There is a staggering 165 million tonnes of plastic in our seas. Plastic has been found in 62% of all sea birds and 100% of all sea turtle species. A healthy ocean is essential to their survival as well as the sustainability of our planet.
This year International Coastal Cleanup Day falls on Saturday 16 September. So far nearly 12 million people worldwide have joined the effort to clean our beaches, with the Great British Beach Clean taking place across the whole of the weekend in the UK.
Here are five easy ways to get involved in International Coastal Cleanup Day, even if you’re nowhere near the water…
A Bicbim favourite, ECOALF make their collections of footwear and outerwear from discarded nets and water bottles fished from the ocean. But this doesn’t mean you’re wearing rubbish because their minimal modern designs are stylish and cool..
The ECOALF FOUNDATION work with fishermen around the world, explaining the impact of plastic waste in the seas. This brings them on board with their mission to help collect the waste to upcycle, or simply to reuse nets.
Weekday bulldozed their way into our hearts with their sexy sports-inspired swimwear and cemented our love with their material of choice: recycled water bottles. To be fair, their attractive pricing didn’t hurt either…
3. PELA cases
Pela Cases have created a compostable, PET alternative phone case. They’ve also partnered with organisation Save The Waves to design a case for which every purchase donates $5 to local communities to protect coastal ecosystems.
Based in Canada they offer free international shipping to spread the message of coastal clean-up. And if that doesn’t convince you maybe the hundreds of positive reviews will…
4. Surfers Against Sewage
Supported by another BICBIM favourite, the eco-athletic clothing brand Sundried, Surfers Against Sewage encourages UK beach goers to clean up their local beaches throughout the year.

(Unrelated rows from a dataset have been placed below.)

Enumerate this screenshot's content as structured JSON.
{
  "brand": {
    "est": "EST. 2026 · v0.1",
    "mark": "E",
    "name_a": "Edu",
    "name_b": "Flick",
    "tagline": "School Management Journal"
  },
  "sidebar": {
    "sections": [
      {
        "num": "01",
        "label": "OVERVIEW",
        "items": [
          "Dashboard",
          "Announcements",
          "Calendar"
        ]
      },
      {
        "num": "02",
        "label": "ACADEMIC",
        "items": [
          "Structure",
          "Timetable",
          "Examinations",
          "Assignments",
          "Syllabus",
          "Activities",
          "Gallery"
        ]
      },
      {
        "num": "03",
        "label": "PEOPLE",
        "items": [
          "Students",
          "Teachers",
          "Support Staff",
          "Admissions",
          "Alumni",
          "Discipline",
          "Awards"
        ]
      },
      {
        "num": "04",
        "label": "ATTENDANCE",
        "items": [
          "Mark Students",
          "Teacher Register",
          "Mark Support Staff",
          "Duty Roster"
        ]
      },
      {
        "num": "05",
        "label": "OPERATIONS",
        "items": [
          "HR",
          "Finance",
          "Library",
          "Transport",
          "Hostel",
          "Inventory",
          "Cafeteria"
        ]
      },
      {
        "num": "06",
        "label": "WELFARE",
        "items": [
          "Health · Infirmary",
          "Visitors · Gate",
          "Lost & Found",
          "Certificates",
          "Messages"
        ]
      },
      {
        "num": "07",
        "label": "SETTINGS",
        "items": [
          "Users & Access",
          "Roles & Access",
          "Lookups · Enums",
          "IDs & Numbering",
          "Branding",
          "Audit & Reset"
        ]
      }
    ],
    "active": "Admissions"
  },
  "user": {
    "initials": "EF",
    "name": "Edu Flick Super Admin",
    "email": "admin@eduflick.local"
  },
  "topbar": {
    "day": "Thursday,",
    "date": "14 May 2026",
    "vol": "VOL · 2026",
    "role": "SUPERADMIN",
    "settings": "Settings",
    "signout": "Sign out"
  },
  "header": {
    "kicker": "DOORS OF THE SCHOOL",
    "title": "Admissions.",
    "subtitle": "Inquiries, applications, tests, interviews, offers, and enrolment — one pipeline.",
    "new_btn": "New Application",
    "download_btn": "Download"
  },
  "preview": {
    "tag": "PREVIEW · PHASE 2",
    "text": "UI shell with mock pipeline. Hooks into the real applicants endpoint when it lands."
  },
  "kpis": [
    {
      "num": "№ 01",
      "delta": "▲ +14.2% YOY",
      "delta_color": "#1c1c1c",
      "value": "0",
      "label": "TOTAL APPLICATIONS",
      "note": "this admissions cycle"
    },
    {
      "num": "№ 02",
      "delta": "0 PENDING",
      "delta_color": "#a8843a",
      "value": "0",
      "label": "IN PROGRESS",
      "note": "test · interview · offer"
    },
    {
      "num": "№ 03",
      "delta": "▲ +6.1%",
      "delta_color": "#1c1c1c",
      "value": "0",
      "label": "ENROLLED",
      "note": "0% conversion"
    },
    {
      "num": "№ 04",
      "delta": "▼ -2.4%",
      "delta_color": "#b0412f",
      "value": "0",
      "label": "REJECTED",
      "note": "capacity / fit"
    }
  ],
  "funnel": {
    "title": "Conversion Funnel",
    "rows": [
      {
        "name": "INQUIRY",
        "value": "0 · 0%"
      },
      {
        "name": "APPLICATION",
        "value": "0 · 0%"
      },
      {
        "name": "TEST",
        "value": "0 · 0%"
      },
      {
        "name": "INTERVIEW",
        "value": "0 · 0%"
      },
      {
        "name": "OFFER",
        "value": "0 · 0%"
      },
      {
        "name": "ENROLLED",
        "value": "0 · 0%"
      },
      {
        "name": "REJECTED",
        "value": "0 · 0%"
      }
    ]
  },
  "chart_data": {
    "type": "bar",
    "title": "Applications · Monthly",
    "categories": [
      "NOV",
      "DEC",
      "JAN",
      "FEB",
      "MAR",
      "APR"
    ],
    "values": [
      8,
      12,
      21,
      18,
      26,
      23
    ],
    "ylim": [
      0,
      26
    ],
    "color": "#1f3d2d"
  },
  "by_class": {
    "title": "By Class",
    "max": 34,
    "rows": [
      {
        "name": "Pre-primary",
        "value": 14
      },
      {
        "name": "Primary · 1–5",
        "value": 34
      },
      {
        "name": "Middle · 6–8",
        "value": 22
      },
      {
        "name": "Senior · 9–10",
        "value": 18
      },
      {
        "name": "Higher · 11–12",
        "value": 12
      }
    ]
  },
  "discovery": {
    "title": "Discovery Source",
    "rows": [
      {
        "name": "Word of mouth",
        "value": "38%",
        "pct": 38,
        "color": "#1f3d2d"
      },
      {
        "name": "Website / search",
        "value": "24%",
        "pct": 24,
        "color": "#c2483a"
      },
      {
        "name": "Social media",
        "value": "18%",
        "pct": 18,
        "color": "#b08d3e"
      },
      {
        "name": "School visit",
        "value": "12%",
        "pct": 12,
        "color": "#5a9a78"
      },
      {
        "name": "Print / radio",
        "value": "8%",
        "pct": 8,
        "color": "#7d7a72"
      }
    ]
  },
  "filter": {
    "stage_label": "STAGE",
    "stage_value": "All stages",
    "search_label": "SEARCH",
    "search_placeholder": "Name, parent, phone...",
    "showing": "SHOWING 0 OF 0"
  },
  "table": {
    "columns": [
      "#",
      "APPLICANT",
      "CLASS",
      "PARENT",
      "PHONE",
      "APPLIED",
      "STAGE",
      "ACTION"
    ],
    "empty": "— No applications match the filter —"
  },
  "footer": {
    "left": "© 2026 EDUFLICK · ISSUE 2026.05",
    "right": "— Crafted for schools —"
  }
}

Almost 20,000 people have got involved in cleaning up the coastlines this year alone.
5. STRAW WARS
Straw Wars asks bars and restaurants around the world to get rid of their straws completely or only serve them on request by the customer, thus saving millions of straws ending up in landfills or the ocean.
They have a helpful map on their website where you can see what businesses take part. Sometimes the smallest actions can have the biggest impact…
Words: Gabrielle Kynoch